These are strange and trying times. Life has changed in many ways and thoughtful people are wondering what the new normal may be like. I am acclimating myself to the vicissitudes of working in an isolated manner. I can still see the people I interact with, but they are two dimensional often pixelated versions and after a while of staring at screens my eyes grow weary. Let me make it very clear I do not like this new approach for a host of reasons including concerns about security, privacy and feelings of disconnectedness, eye strain, even anxiety that comes from engaging via screens. There are also legitimate concerns that working online dilutes the quality of service delivery, particularly in health and mental health care. It is true that tele-contact allows us to see physical reactions and some emotions so that we see and not just hear but future fears abound that funding will be significantly reduced because, in the view of those determining reimbursement rates, overhead costs are diminished when you work online.
I have observed some interesting phenomena over the last two months. While admittedly anecdotal, some have already made their way into research reports. They fall into three categories, social, emotional and educational.
I have a personal peeve. Please stop calling our behavior Social Distancing. It adds to the sense of isolation that we feel. We are distancing but that is mostly physical. Unless someone is an avowed hermit, we all need social contact. We have found this vicarious substitute for social contact and on some level it does work. Unfortunately, you cannot physically hug and kiss children, grandchildren, parents and friends via zoom. We can emoji that, but humans need physical touch. I don’t know how long it will take to adjust to the limited hugs or how long it will take to recover from missing them.
We can also have “dinner with friends” via social media but there is something distant and lacking when we are not at the same table. Zoom parties are a fair substitute but I hear from many that have attended such events that they miss being physically present.
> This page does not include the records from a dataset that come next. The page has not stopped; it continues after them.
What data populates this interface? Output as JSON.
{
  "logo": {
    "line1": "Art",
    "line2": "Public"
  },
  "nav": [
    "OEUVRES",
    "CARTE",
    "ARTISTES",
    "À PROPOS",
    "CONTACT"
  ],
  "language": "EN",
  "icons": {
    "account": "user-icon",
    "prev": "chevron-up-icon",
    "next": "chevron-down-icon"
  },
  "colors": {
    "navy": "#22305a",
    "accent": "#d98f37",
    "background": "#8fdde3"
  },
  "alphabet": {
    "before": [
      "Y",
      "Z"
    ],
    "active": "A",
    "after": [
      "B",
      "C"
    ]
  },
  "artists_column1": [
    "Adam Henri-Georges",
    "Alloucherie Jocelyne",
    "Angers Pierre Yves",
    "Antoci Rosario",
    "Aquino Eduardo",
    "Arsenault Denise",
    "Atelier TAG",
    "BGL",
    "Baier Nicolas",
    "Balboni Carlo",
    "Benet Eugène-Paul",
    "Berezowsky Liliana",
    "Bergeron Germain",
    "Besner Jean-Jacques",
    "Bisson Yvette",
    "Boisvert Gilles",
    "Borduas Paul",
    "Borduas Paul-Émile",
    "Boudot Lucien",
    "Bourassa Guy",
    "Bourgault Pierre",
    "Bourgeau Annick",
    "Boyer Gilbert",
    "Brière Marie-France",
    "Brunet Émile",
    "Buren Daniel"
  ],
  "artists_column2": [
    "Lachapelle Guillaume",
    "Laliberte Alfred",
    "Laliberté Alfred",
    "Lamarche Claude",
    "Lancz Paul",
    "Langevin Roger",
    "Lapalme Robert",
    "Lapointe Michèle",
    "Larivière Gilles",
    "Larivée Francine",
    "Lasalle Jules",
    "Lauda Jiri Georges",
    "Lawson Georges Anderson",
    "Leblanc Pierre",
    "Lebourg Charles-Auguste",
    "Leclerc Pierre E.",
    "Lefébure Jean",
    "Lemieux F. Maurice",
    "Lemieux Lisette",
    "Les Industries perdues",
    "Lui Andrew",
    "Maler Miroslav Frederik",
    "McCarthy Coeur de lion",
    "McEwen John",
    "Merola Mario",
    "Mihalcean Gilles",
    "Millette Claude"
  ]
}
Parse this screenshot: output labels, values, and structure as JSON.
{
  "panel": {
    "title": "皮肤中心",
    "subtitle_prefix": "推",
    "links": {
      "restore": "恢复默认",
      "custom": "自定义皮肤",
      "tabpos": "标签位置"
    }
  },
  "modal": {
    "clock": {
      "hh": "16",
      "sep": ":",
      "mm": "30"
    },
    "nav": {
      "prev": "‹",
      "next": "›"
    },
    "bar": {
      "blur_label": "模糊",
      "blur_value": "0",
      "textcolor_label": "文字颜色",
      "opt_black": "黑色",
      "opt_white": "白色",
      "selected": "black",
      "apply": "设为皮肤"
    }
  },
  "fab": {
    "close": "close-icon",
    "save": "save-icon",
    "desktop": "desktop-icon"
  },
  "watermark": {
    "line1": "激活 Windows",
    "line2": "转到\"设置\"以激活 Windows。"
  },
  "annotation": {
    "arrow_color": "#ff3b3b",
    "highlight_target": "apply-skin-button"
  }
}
There are reports that many are experiencing a variety of emotional and psychological reactions to the pandemic. Some of us have gone into a version of Imposter Syndrome mode. The joke among professionals in a variety of fields from health care to the media is that you only wear a shirt or sweater on top but no need for pants. We are playing a role that allows us to not be as professional as we would otherwise be. And while that may help some to diminish the sense of anxiety, it does not work for others. I have seen a significant spike in anxiety, depressive and adjustment disorders either triggered or exacerbated by the pandemic. A shocking recent news item conveyed the horrible suicide of a top emergency room doctor who had been infected with Covid19. This is tragic. She, however, may not be unique. I have seen many colleagues in health care succumbing to the overwhelming suffering and death and limited resources resulting from the Corona virus. I have not heard of anyone else committing suicide, but I have spoken with too many experiencing a sense of pain so overwhelming that they express no hope. I have also spoken with far too many young people experiencing intra-family abuse, emotional. physical and sexual.
And then there is education or distance learning or more accurately being a teacher/parent full time while working full time. Over the last two weeks I spoke with about 20 parents regarding how their children are adapting, well actually, not adapting to online learning. These are parents of grade school, junior high and high school children. I have also spoken with several teachers. Everyone is expressing frustration. There was no time to prepare curricula for the change and no way to help students adapt to sitting in front of a screen for hours instead of in a classroom next to friends and peers. Students are distracted, they play, sing or just shut down instead of listening to their teachers. This is also apparently true for some university level students. A university professor I have contact with wrote “the students in my university classes are almost all choosing to access the content “later” rather than attend live – they tell me that they find it too difficult to find that 50 minutes to sit and listen to class and focus on the video lecture and discussion in one sitting and prefer to access the material later when I assume they can take it in small chunks and probably multi-task while watching lecture videos”
It is no wonder that many school districts are dropping grades for this last semester of this year, while others are ending classes early and still others are considering opening classrooms in the summer to compensate for this valuable loss of educational involvement.
While adjusting seems difficult and troubling I believe in the human spirit, and I do believe that at some point soon there will be a recovery which we can all adapt to rapidly. If you are feeling down, blue or just plain negative please reach out. You can get help to find your internal resilience. There are people out there who will help.